Following a crash, information from the earpiece downloads to an accident data recorder or “black box.” The information is also sent to a laptop and analyzed. The data helps engineers evaluate safety devices such as shoulder harnesses, seat belts, and head and neck restraints.
All IndyCar Series drivers since 2003 and Indy Pro Series drivers since 2004 have worn earpiece sensors. The device not only records crash data, but it blocks exterior sound and wind from the driver’s ears and handles pit-tocar audio communication. But race-car drivers aren’t the only ones getting knocked around.
The IndyCar Series shares crash-impact and injury data with engineers at the Air Force Research Laboratory at Wright- Patterson Air Force Base in Ohio. Researchers at the base can’t duplicate the gravitational forces that IndyCar Series drivers experience so they borrow the data to aid development of safer helmets, harnesses, and ejection seats for pilots. Military researchers were amazed at the forces race-car drivers endure without incurring serious injuries.
The Air Force intends to develop the ejection seat and harness for the Joint Strike Fighter (JSF), the next-generation, all-purpose fighter jet. Pilots ejecting from a JSF can get slammed by 700-mph blasts of wind, and get hit again when their parachutes open. The forces can injure a pilot’s head, neck, and upper body. The IndyCar Series also shares its research with the automotive industry.
On the side of each Indy car, 33 in. from the tip of the nose cone, is a radio transponder with a special identification number. Multiple detection-loop antennas in and around the track record the passing time and ID of the radio transponder attached to each car. The information is recorded and relayed to the timing and scoring booth via a trackside decoder. The data includes all passings and times, to the ten-thousandth of a second. Primary and secondary scoring computers, also known as servers, determine the results of each session.
Several other systems back up the main electronic scoring. A high-speed camera, which takes 10,000 pictures/sec, records all Start/Finish line passings. The camera played a vital role in determining the winner at Kansas Speedway in 2004 when Buddy Rice edged Vitor Meira by 0.005 of a second. Two high-frame-rate cameras connected to a digital video system also record the Start/ Finish line passings. In addition, manual scoring provides a written record of all crossings.
The scoring computers feed live timing data to each team’s pit via the timing and scoring stand in pit lane at the Start/Finish line. All data recorded at each race is archived and available to teams, manufacturers, and race officials via the Internet.
Seeing is believing
The IRL Dallara race-car model was specifically designed for the Striker Simulator, a formula openwheel trainer. The trainer offers an authentic racing experience for professional drivers, teams, or anyone who wants the thrill of driving a race car without the risk.
One electric stepper actuator controls each of the trainer’s three axes of motion. The user operates the trainer just as they would a real race car. Data acquisition provides feedback on runs for driver or team review. The lifelike experience comes courtesy of 50-in. plasma displays, force feedback steering, paddle and sequential shifters, adjustable hydraulic pedals, remote management, and motec data-logger support.

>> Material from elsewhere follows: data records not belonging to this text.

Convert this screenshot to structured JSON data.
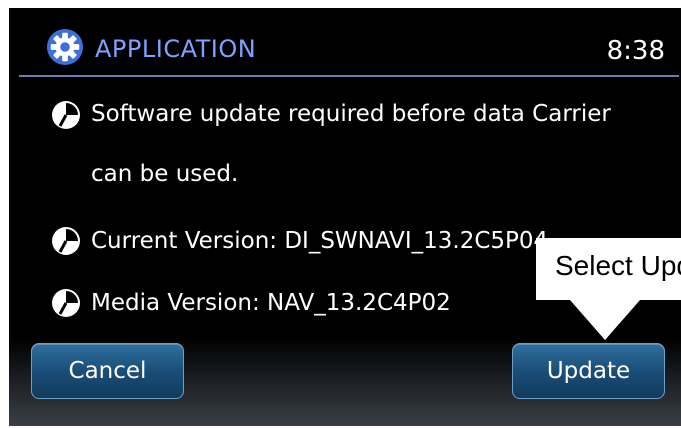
{
  "header": {
    "title": "APPLICATION",
    "time": "8:38",
    "icon": "gear-icon",
    "accent_color": "#7ea2ff"
  },
  "messages": [
    {
      "icon": "clock-icon",
      "text": "Software update required before data Carrier"
    },
    {
      "icon": "",
      "text": "can be used."
    },
    {
      "icon": "clock-icon",
      "text": "Current Version: DI_SWNAVI_13.2C5P04"
    },
    {
      "icon": "clock-icon",
      "text": "Media Version: NAV_13.2C4P02"
    }
  ],
  "buttons": {
    "cancel_label": "Cancel",
    "update_label": "Update"
  },
  "callout": {
    "text": "Select Update"
  }
}
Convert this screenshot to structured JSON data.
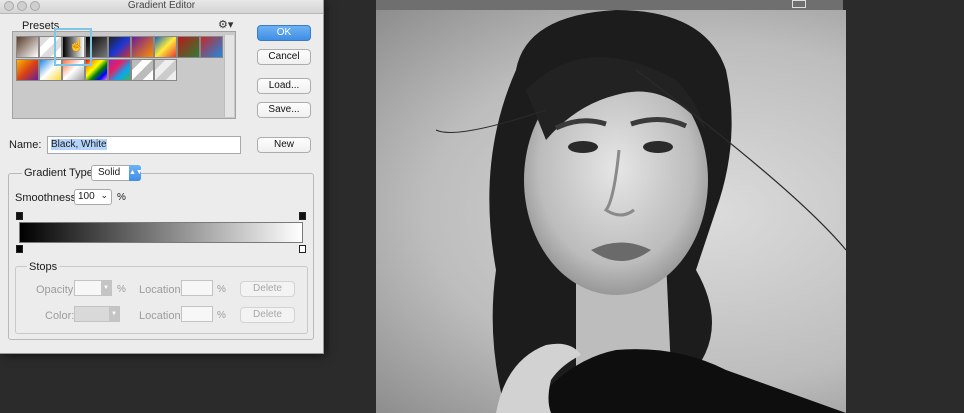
{
  "window": {
    "title": "Gradient Editor"
  },
  "presets": {
    "label": "Presets",
    "gear_icon": "gear-icon",
    "swatches_row1": [
      "linear-gradient(135deg,#5a3c2a,#fff)",
      "linear-gradient(135deg,#ddd 25%,#fff 25%,#fff 50%,#ddd 50%,#ddd 75%,#fff 75%)",
      "linear-gradient(90deg,#000,#fff)",
      "linear-gradient(135deg,#000,#777)",
      "linear-gradient(135deg,#222,#1a37d6,#d62d2d)",
      "linear-gradient(135deg,#6a1b9a,#ff8f00)",
      "linear-gradient(135deg,#1565c0,#ffeb3b,#e53935)",
      "linear-gradient(135deg,#b71c1c,#2e7d32)",
      "linear-gradient(135deg,#c62828,#1e88e5)"
    ],
    "swatches_row2": [
      "linear-gradient(135deg,#ffb300,#d84315,#6a1b9a)",
      "linear-gradient(135deg,#1e88e5,#fff,#fdd835)",
      "linear-gradient(135deg,#ff7043,#fff,#9e9e9e)",
      "linear-gradient(135deg,red,orange,yellow,green,blue,violet)",
      "linear-gradient(135deg,#9c27b0,#e91e63,#03a9f4,#4caf50)",
      "linear-gradient(135deg,#bbb 25%,#fff 25%,#fff 50%,#bbb 50%,#bbb 75%,#fff 75%)",
      "linear-gradient(135deg,#ccc 25%,#eee 25%,#eee 50%,#ccc 50%,#ccc 75%,#eee 75%)"
    ]
  },
  "buttons": {
    "ok": "OK",
    "cancel": "Cancel",
    "load": "Load...",
    "save": "Save...",
    "new": "New"
  },
  "name": {
    "label": "Name:",
    "value": "Black, White"
  },
  "gradient": {
    "type_label": "Gradient Type:",
    "type_value": "Solid",
    "smoothness_label": "Smoothness:",
    "smoothness_value": "100",
    "percent": "%"
  },
  "stops": {
    "label": "Stops",
    "opacity_label": "Opacity:",
    "color_label": "Color:",
    "location_label": "Location:",
    "percent": "%",
    "delete": "Delete"
  },
  "colors": {
    "accent": "#3e8de6",
    "selection": "#7dc6e8"
  }
}
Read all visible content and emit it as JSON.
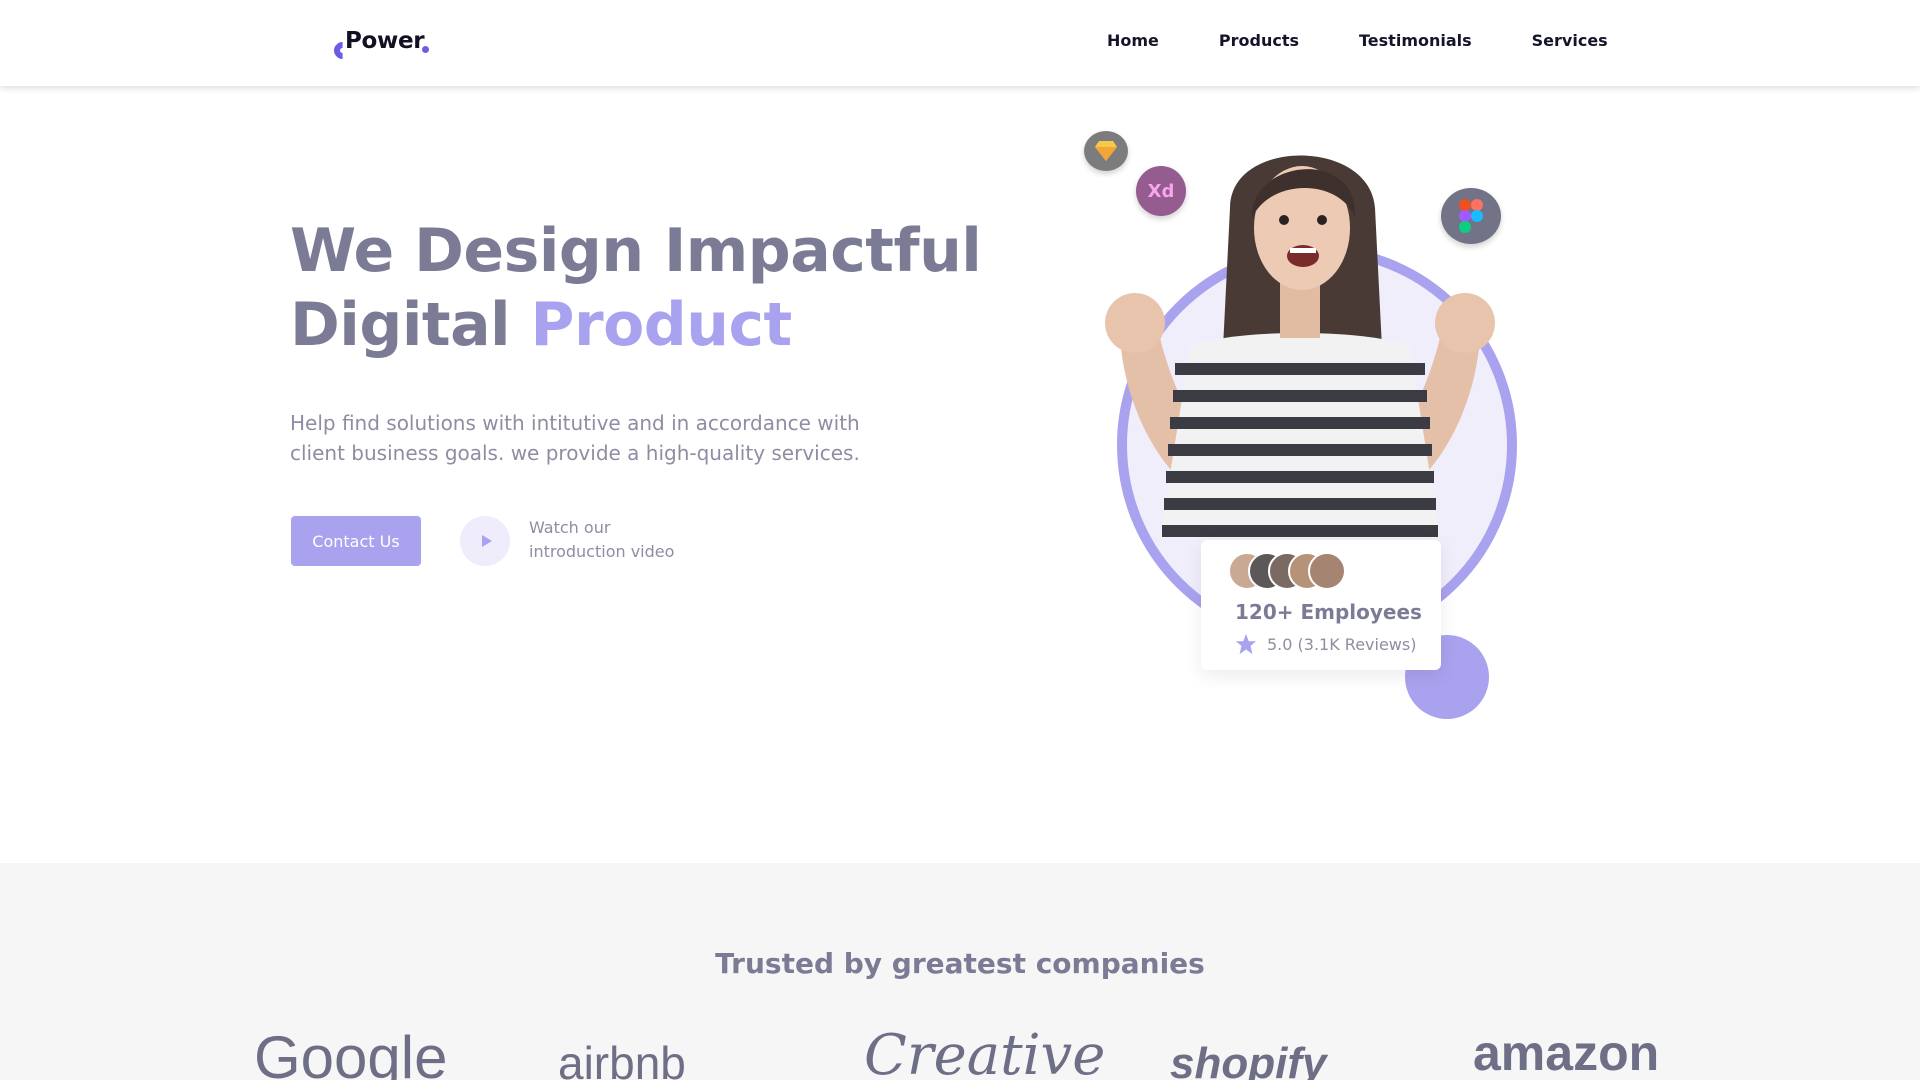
{
  "brand": {
    "name": "Power",
    "accent": "#6b5be6"
  },
  "nav": {
    "items": [
      "Home",
      "Products",
      "Testimonials",
      "Services"
    ]
  },
  "hero": {
    "title_line1": "We Design Impactful",
    "title_line2_a": "Digital",
    "title_line2_b": "Product",
    "subtitle_line1": "Help find solutions with intitutive and in accordance with",
    "subtitle_line2": "client business goals. we provide a high-quality services.",
    "cta_label": "Contact Us",
    "watch_line1": "Watch our",
    "watch_line2": "introduction video"
  },
  "illustration": {
    "badges": [
      "sketch-icon",
      "adobe-xd-icon",
      "figma-icon"
    ],
    "xd_label": "Xd"
  },
  "employees_card": {
    "title": "120+ Employees",
    "rating": "5.0 (3.1K Reviews)"
  },
  "trusted": {
    "title": "Trusted by greatest companies",
    "logos": [
      "Google",
      "airbnb",
      "Creative",
      "shopify",
      "amazon"
    ]
  },
  "colors": {
    "primary_muted": "#a9a2ee",
    "heading_muted": "#7b7b96",
    "text_muted": "#8e8ea2",
    "section_bg": "#f6f6f7"
  }
}
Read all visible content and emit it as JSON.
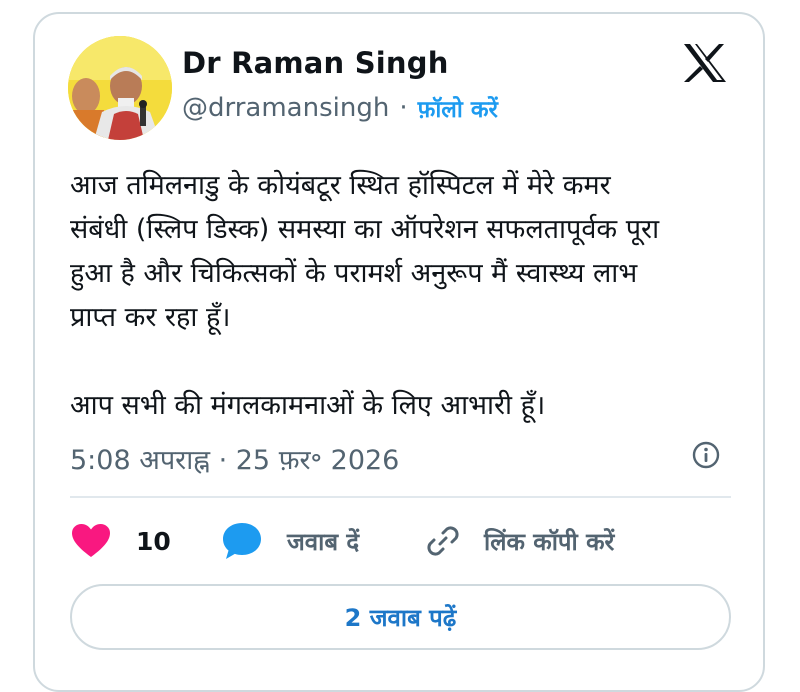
{
  "author": {
    "name": "Dr Raman Singh",
    "handle": "@drramansingh",
    "separator": "·",
    "follow_label": "फ़ॉलो करें"
  },
  "tweet": {
    "lines": [
      "आज तमिलनाडु के कोयंबटूर स्थित हॉस्पिटल में मेरे कमर",
      "संबंधी (स्लिप डिस्क) समस्या का ऑपरेशन सफलतापूर्वक पूरा",
      "हुआ है और चिकित्सकों के परामर्श अनुरूप मैं स्वास्थ्य लाभ",
      "प्राप्त कर रहा हूँ।"
    ],
    "closing": "आप सभी की मंगलकामनाओं के लिए आभारी हूँ।",
    "timestamp": "5:08 अपराह्न · 25 फ़र॰ 2026"
  },
  "actions": {
    "like_count": "10",
    "reply_label": "जवाब दें",
    "copy_link_label": "लिंक कॉपी करें"
  },
  "read_replies_label": "2 जवाब पढ़ें",
  "colors": {
    "accent": "#1d9bf0",
    "like": "#f91880",
    "reply_icon": "#1d9bf0",
    "muted": "#536471",
    "border": "#cfd9de"
  },
  "icons": {
    "platform": "x-logo-icon",
    "info": "info-icon",
    "like": "heart-icon",
    "reply": "speech-bubble-icon",
    "copy_link": "link-icon"
  }
}
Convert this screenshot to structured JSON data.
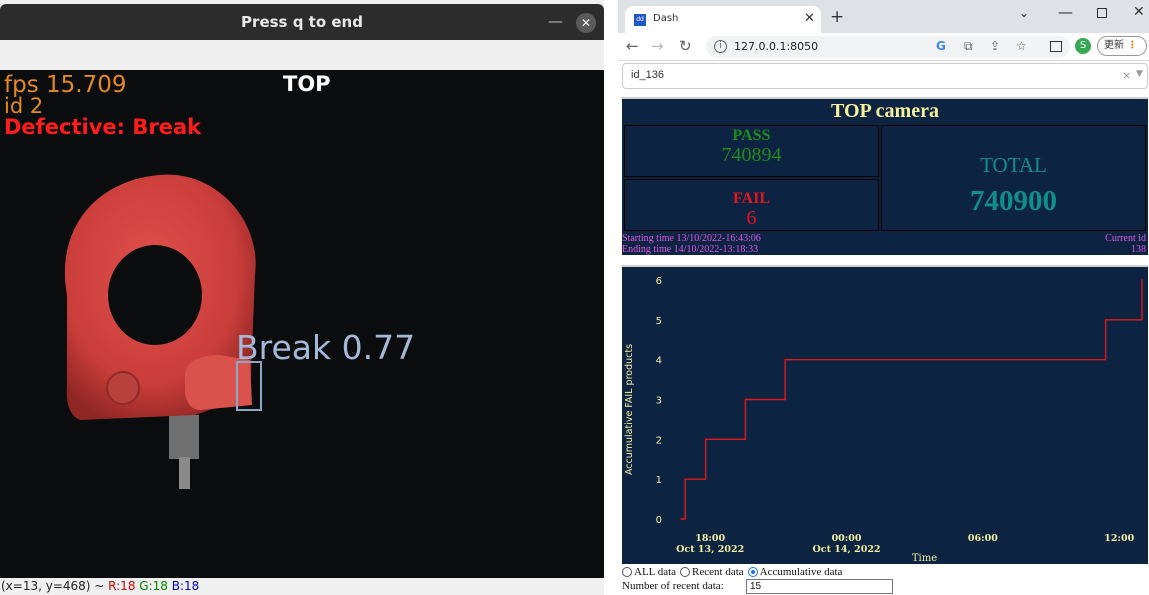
{
  "cv_window": {
    "title": "Press q to end",
    "overlay": {
      "fps": "fps 15.709",
      "id": "id 2",
      "defect": "Defective: Break",
      "camera": "TOP",
      "detection_label": "Break 0.77"
    },
    "status": {
      "coords": "(x=13, y=468) ~ ",
      "r": "R:18",
      "g": "G:18",
      "b": "B:18"
    }
  },
  "browser": {
    "tab_title": "Dash",
    "favicon_text": "dd",
    "url": "127.0.0.1:8050",
    "profile_initial": "S",
    "update_label": "更新",
    "icons": [
      "info-icon",
      "google-icon",
      "translate-icon",
      "share-icon",
      "star-icon",
      "side-panel-icon"
    ]
  },
  "dashboard": {
    "dropdown_value": "id_136",
    "title": "TOP camera",
    "pass_label": "PASS",
    "pass_value": "740894",
    "fail_label": "FAIL",
    "fail_value": "6",
    "total_label": "TOTAL",
    "total_value": "740900",
    "starting_time": "Starting time 13/10/2022-16:43:06",
    "ending_time": "Ending time 14/10/2022-13:18:33",
    "current_id_label": "Current id",
    "current_id_value": "138",
    "radio_options": [
      "ALL data",
      "Recent data",
      "Accumulative data"
    ],
    "radio_selected": "Accumulative data",
    "recent_label": "Number of recent data:",
    "recent_value": "15",
    "colors": {
      "panel_bg": "#0c2342",
      "pass": "#1d8a1d",
      "fail": "#e4141f",
      "total": "#0f8f8c",
      "footer": "#e256e8",
      "title": "#f5f29a",
      "line": "#e01818"
    }
  },
  "chart_data": {
    "type": "line",
    "line_shape": "step",
    "title": "",
    "xlabel": "Time",
    "ylabel": "Accumulative FAIL products",
    "x_ticks": [
      "18:00\nOct 13, 2022",
      "00:00\nOct 14, 2022",
      "06:00",
      "12:00"
    ],
    "x_tick_hours": [
      18,
      24,
      30,
      36
    ],
    "xlim_hours": [
      16.1,
      37
    ],
    "ylim": [
      0,
      6
    ],
    "y_ticks": [
      0,
      1,
      2,
      3,
      4,
      5,
      6
    ],
    "series": [
      {
        "x_hours": [
          16.72,
          16.9,
          17.8,
          19.55,
          21.3,
          35.4,
          37.0
        ],
        "y": [
          0,
          1,
          2,
          3,
          4,
          5,
          6
        ]
      }
    ],
    "grid": false
  }
}
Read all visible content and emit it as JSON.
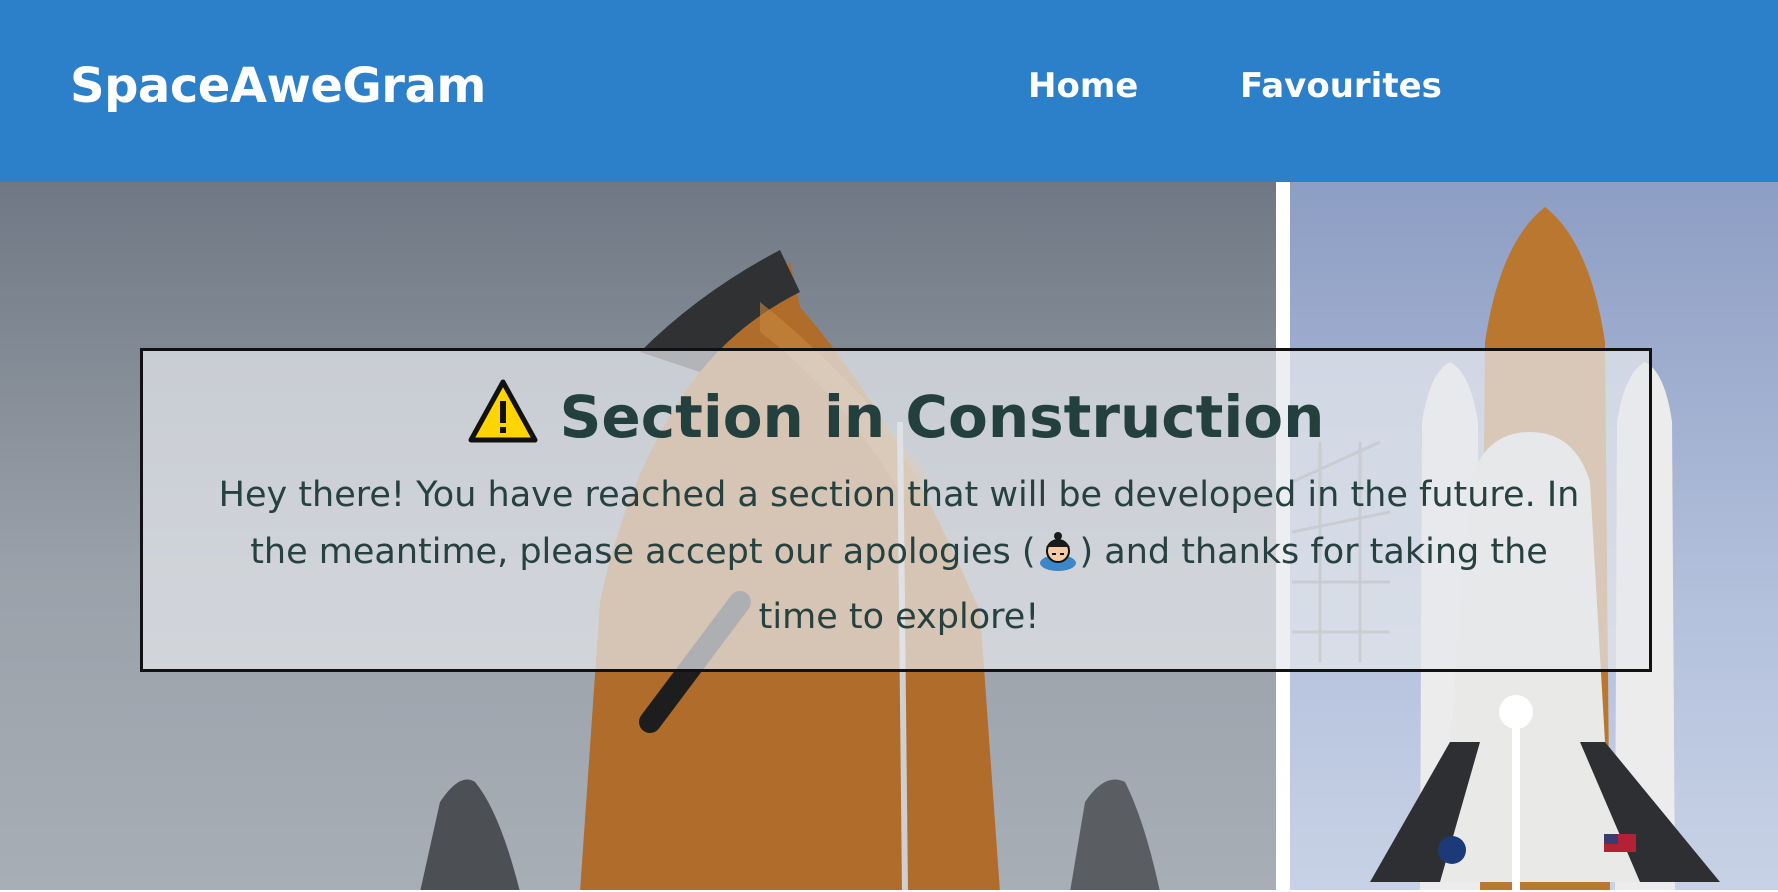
{
  "header": {
    "brand": "SpaceAweGram",
    "nav": {
      "home": "Home",
      "favourites": "Favourites"
    }
  },
  "notice": {
    "title": "Section in Construction",
    "body_before": "Hey there! You have reached a section that will be developed in the future. In the meantime, please accept our apologies (",
    "body_after": ") and thanks for taking the time to explore!",
    "icons": {
      "title": "warning-icon",
      "apology": "bowing-person-icon"
    }
  },
  "hero": {
    "image_subject": "space-shuttle-launch-photos"
  },
  "colors": {
    "header_bg": "#2c7fc9",
    "title_text": "#23403f",
    "body_text": "#26413f"
  }
}
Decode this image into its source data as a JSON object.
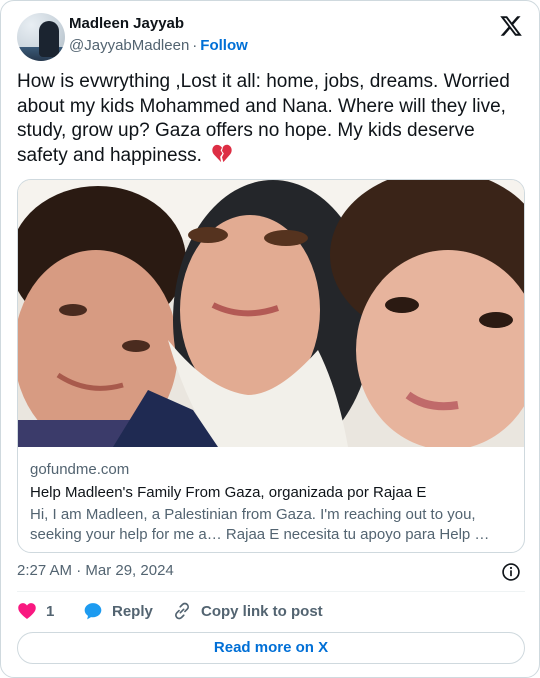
{
  "author": {
    "display_name": "Madleen Jayyab",
    "handle": "@JayyabMadleen",
    "separator": "·",
    "follow_label": "Follow"
  },
  "tweet": {
    "text": "How is evwrything ,Lost it all: home, jobs, dreams. Worried about my kids Mohammed and Nana. Where will they live, study, grow up? Gaza offers no hope. My kids deserve safety and happiness.",
    "emoji": "broken-heart-icon"
  },
  "link_card": {
    "domain": "gofundme.com",
    "title": "Help Madleen's Family From Gaza, organizada por Rajaa E",
    "description": "Hi, I am Madleen, a Palestinian from Gaza. I'm reaching out to you, seeking your help for me a… Rajaa E necesita tu apoyo para Help …"
  },
  "timestamp": "2:27 AM · Mar 29, 2024",
  "actions": {
    "like_count": "1",
    "reply_label": "Reply",
    "copy_label": "Copy link to post"
  },
  "read_more_label": "Read more on X",
  "colors": {
    "accent": "#006fd6",
    "like": "#f91880",
    "reply": "#1d9bf0",
    "secondary_text": "#536471"
  },
  "icons": [
    "x-logo-icon",
    "broken-heart-icon",
    "info-icon",
    "heart-icon",
    "reply-bubble-icon",
    "link-icon"
  ]
}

The Striker is a fully loaded turnkey simulator. The user simply plugs in the ac power and presses the starter. The software simulates hundreds of tracks and cars.